## ASSIGNED TASK
From the records beneath, determine how many lines contain "Session" and report only that figure.

## RECORDS FOR THIS EXERCISE
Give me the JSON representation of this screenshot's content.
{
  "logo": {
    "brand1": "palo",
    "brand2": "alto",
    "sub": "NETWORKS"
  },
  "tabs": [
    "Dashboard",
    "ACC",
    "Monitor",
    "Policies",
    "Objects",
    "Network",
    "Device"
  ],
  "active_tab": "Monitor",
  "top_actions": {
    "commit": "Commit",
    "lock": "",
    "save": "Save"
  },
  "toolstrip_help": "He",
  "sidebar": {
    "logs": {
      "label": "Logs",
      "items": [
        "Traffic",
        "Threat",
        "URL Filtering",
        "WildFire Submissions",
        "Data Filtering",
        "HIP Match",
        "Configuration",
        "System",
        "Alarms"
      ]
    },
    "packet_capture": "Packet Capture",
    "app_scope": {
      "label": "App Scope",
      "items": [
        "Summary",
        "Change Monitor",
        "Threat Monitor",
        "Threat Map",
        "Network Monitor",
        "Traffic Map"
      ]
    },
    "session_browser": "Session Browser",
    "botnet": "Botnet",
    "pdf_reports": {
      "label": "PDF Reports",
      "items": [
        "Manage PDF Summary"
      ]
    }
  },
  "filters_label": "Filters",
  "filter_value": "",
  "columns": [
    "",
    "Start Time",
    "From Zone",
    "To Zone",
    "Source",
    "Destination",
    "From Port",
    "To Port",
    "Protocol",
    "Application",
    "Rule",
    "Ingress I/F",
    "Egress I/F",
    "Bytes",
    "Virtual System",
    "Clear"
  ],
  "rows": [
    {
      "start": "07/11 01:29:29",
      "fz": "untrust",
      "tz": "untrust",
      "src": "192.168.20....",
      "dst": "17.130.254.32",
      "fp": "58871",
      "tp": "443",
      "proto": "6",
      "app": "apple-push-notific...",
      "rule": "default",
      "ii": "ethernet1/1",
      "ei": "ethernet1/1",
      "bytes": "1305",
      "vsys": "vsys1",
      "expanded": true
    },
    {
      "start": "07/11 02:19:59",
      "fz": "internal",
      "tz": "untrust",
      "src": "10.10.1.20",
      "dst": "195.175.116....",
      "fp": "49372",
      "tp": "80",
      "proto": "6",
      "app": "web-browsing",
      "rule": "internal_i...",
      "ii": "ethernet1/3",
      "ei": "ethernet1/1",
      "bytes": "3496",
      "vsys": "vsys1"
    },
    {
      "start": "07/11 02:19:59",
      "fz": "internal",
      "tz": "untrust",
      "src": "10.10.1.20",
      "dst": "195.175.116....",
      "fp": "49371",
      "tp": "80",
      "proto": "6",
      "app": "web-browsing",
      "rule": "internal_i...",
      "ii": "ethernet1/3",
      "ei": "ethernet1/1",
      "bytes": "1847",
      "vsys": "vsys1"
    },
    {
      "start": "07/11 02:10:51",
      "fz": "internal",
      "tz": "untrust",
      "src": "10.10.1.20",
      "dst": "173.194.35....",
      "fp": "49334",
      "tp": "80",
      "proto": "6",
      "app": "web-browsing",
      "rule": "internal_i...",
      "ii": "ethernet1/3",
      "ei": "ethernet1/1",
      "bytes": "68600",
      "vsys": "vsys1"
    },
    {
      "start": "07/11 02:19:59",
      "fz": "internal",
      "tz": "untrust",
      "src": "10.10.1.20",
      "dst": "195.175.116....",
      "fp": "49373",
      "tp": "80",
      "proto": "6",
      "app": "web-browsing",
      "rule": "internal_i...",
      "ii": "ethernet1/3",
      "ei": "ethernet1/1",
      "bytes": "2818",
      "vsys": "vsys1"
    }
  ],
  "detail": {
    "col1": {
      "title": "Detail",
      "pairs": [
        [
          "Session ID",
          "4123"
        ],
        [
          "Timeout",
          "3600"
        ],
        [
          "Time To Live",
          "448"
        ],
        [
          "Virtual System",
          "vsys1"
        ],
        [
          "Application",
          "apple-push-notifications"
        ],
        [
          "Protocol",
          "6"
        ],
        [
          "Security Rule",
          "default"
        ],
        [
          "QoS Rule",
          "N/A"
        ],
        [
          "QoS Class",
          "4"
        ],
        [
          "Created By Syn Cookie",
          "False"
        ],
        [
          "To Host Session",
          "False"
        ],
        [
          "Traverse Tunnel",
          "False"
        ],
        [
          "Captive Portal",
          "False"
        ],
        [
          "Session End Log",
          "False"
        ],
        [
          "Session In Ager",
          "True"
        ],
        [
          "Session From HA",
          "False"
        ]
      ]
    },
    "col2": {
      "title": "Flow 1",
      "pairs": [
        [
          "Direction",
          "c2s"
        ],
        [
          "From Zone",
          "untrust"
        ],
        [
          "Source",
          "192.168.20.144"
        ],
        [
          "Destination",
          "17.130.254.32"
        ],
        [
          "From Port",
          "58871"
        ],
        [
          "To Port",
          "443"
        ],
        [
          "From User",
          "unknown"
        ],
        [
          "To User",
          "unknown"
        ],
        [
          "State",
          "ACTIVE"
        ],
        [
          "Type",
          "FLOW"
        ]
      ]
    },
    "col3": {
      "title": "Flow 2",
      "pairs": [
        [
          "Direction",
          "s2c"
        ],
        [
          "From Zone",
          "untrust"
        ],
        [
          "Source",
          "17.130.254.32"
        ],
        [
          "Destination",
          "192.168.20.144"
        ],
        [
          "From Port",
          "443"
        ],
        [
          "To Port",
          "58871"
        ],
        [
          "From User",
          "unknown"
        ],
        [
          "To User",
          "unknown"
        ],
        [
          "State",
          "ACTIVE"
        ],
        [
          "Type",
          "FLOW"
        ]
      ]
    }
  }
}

## ANSWER TO THE PROBLEM
6